Great post! Do you design and create your covers? You are a new to me author and I look forward to reading your books!
I am THE MOST non-visual person ever. I can’t even pick out paint for an empty room. I let other people do my covers and come to me when they’re done for the final approval.
I bought an app for my iPad which was designed to coordinate with Scrivener called ‘Index Card’. It has the note cards on a bulletin card effect. I don’t know how well it works as a helper for Scrivener but I love it to keep all kinds of notes for myself. I have ‘projects’ or bulletin boards on different topics where I can store notes from reading as well as separate bulletin boards for to-dos or trip plans etc.
Joellen Foster says
I have really enjoyed all of your books. I think I’ve read everything except the cookbooks. How is the writing and editing process for tour fiction books different from the process for non-fiction? Obviously the fiction is fiction and the cookbooks are not, but there is a creative process involved with both.

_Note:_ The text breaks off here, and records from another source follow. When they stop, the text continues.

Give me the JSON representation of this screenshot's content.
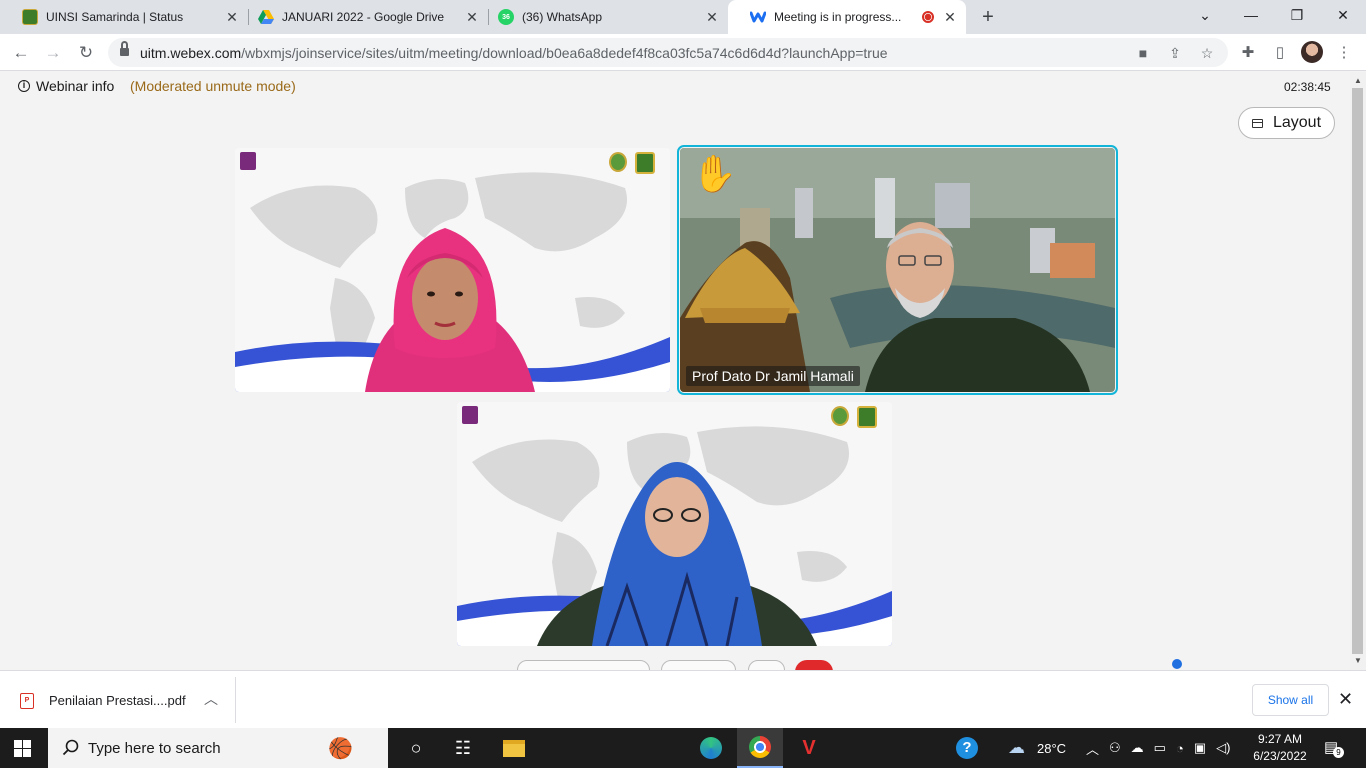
{
  "browser": {
    "tabs": [
      {
        "title": "UINSI Samarinda | Status",
        "favicon": "uinsi-logo-icon",
        "active": false
      },
      {
        "title": "JANUARI 2022 - Google Drive",
        "favicon": "google-drive-icon",
        "active": false
      },
      {
        "title": "(36) WhatsApp",
        "favicon": "whatsapp-icon",
        "badge": "36",
        "active": false
      },
      {
        "title": "Meeting is in progress...",
        "favicon": "webex-icon",
        "active": true
      }
    ],
    "url_host": "uitm.webex.com",
    "url_path": "/wbxmjs/joinservice/sites/uitm/meeting/download/b0ea6a8dedef4f8ca03fc5a74c6d6d4d?launchApp=true"
  },
  "meeting": {
    "webinar_info": "Webinar info",
    "mode": "(Moderated unmute mode)",
    "elapsed": "02:38:45",
    "layout_label": "Layout",
    "participants": [
      {
        "name": "",
        "raised_hand": false,
        "active_speaker": false
      },
      {
        "name": "Prof Dato Dr Jamil Hamali",
        "raised_hand": true,
        "active_speaker": true
      },
      {
        "name": "",
        "raised_hand": false,
        "active_speaker": false
      }
    ],
    "colors": {
      "active_speaker_border": "#12b5d8",
      "end_button": "#e0292b",
      "mode_text": "#9a6a1a"
    }
  },
  "downloads": {
    "file_name": "Penilaian Prestasi....pdf",
    "show_all": "Show all"
  },
  "taskbar": {
    "search_placeholder": "Type here to search",
    "weather": "28°C",
    "time": "9:27 AM",
    "date": "6/23/2022",
    "notification_count": "9"
  }
}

This is so interesting! I’ve often wondered how that works. As you’re writing, do you ever find that you can’t write fast enough to capture all of the thoughts in your head? Do you ever feel as though you’re going to forget something vital to the story?
Donna Haynes Robertson says
Wow, how exciting to have the story pop into your head whole and complete! Some writers start the story and never finish because they get stuck. I like your method better! Now, if only I could incite my brain to work like yours! Have read a few of the Valor/Virtues books and can’t wait to complete the series.
Valerie Comer says
Interesting process, Hallee! I’m about the opposite. As I write, I feel like I am on a tightrope over a canyon at night. I cannot see where I am putting my feet until they feel the rope under them. I tend to write quickly… but not as quickly as you! Maybe because I can keep my balance on the tightrope better if I’m running instead of crawling.
I discover the story as I go. It’s a fun process, but also a bit scary. Like a tightrope would be!
Bonnie Roof says
Thanks for the interesting post, Hallee!! The way your stories/books just immediately come to your mind is nothing short of miraculous – God has blessed you with a huge writing talent!! Thanks for the giveaway opportunity.
I loved you post. It must be awesome to see the whole story in your head. I have read many of your books and knowing this process makes them even better. Thanks for the wonderful stories you create and please keep doing it. I will be looking for more of your books.
Hey Hallee…wow, what a wonderful post today!! I guess I never really think about what goes into the writing process for an author, so getting into the mind of one is interesting! I know each author has their own method (to their madness..haha), but to have the ENTIRE thing already there (plot, characters, background, etc) sounds kinda crazy to me :-) But I guess you’d have to be a bit crazy to be able to write, after all, you have to take on many lives and have them make sense for your readers!
Thanks for the opportunity to win the entire Virtues & Valor series in paperback, very generous of you!
Margaret Nelson says
Very interesting to read how you write. Haven’t read any of your books yet, but they sound interesting.
Beth Schwarzlose (@BethSchwarzlose) says
I loved the first 7 books and I’m so excited you extended the series for Valor!!!
Jessica Browning says
So interesting to hear that you have the whole story in mind before you ever start writing. How long does it usually take you to write a chapter?
Wow, it is a lot of work for writing a book. Thanks for sharing.
I enjoyed reading about your writing process and then also reading Valerie Comer’s response to it. While I read this, my first thought was how amazingly perfect God is and how He uses each one of us so differently. But it all works PERFECTLY for His plan. – Terrill